Amazon.com (NASDAQ:AMZN) arguably has had a more far-reaching effect on the American business landscape during the last 20 years than any other company. The e-commerce giant has disrupted industries ranging from retail to cloud computing to book publishing.
The company's "flywheel" strategy, by which growth drives cost savings that are returned to the customer in the form of lower prices, has made Amazon one of the most-valuable companies in the world, and continues to drive sales growth above 20%.
Founder and CEO Jeff Bezos has made customer experience one of the key pillars of the company's business, visible in its consistent effort to lower prices and speed up delivery, along with its attention to customer service.
Not surprisingly, Amazon's focus on the customer and its relentless innovation has won it more than a few loyalists. The company's Prime membership program, which offers a host of perks, including free two-day shipping for $99/year, has around 50 million members according to some estimates, and continues to grow and drive Amazon's sales.
For a company as broad and diverse as Amazon, there isn't one-single customer who is its strongest; but there are a number of customer types who the company has developed a symbiotic relationship with over the years. Let's look at a few of them.
It shouldn't come as a surprise that early adopters would be among Amazon's favorite customers. From its initial days as an online bookseller to the recent launch of the Amazon Echo, Amazon has been cultivating a relationship with this unique brand of tech-savvy customer. The company has depended on this group of consumers because they are most eager to try new products, tend to be less price-sensitive than the rest of the population, and serve as a de facto advocate for Amazon products through word-of-mouth advertising.
Amazon also rewards its core group of early adopters by giving them early access to new products and special benefits. In 2003, Jeff Bezos said, "We have the world's largest concentration of early adopters and can communicate with them."
The company has leveraged its army of early adopters with programs like "See a Kindle in Your City," which called on volunteers to meet with potential purchasers in places like coffee shops, where the passionate Kindle user could show the prospective buyer how to use the device and advocate for it. Amazingly, thousands signed up to offer their time and energy to Amazon for free.
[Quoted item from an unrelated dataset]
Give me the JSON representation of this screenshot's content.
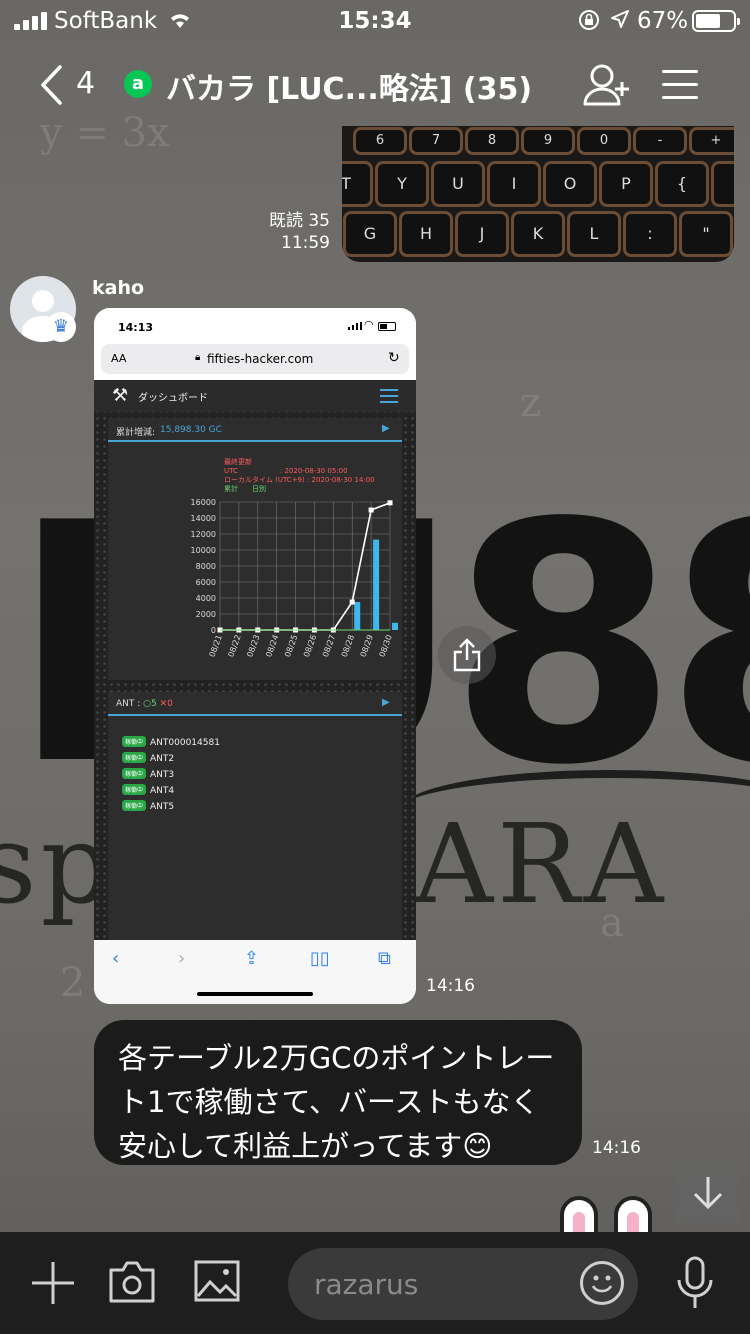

Such is the power of Amazon's base of core customers. Considering the company lacks stores where potential customers can try out its gadgets and talk to employees, word-of-mouth advertising from those early adopters becomes even more important.
One of the most-aggressive moves Bezos has ever pulled as CEO of Amazon is his ruthless pursuit of Diapers.com parent Quidsi. Amazon noticed the upstart encroaching on its territory, and sent an executive to acquire its rival in 2009. Quidsi refused, so Amazon responded by lowering prices 30% on diapers, eating away at Quidsi's growth, and eventually forcing them into a sale for $545 million.
Bezos was so fixated on eliminating Quidsi as a competitor because of the nature of diapers and other baby products. Online baby products are the No. 1 gateway category for e-commerce, as new parents, who tend to be time-starved and exhausted, are often grateful to receive a regular delivery of diapers and other such items. This eliminates the need to go to a store, which becomes a much-bigger hassle with a baby to look after.
New parents are also a key demographic for retailers, as these are young adults developing shopping habits that may stay with them for life. Having a child also means an increase in spending. Amazon has targeted this customer with Amazon Family, which offers 20% off to Prime members for subscriptions to diapers and related products.
Prime, Prime, and more Prime
Beyond the niche customers above, Amazon is primarily focused on driving customers to its Prime loyalty program. It has layered on platforms like Prime Now, which offers delivery in as quick as one hour in select cities, and Prime Fresh, which offers grocery delivery, including perishables, for $299 a year, also in select cities.
Nicknamed "The Everything Store," Amazon is in a better position to be a one-stop shop than any other retailer because of a selection that can't be matched by brick-and-mortar stores, and its increasingly fast and convenient delivery.
In terms of demographics, Amazon customers tend to run the gamut in age and demographics, though the Prime Now and Prime Fresh services are focused on cities. There are more high-income consumers there, and the denser population makes it easier to serve.
Amazon continues to stuff Prime with new benefits in order to encourage more customers to join. Expect the loyalty program to continue being a major priority for the company, with more perks likely on their way.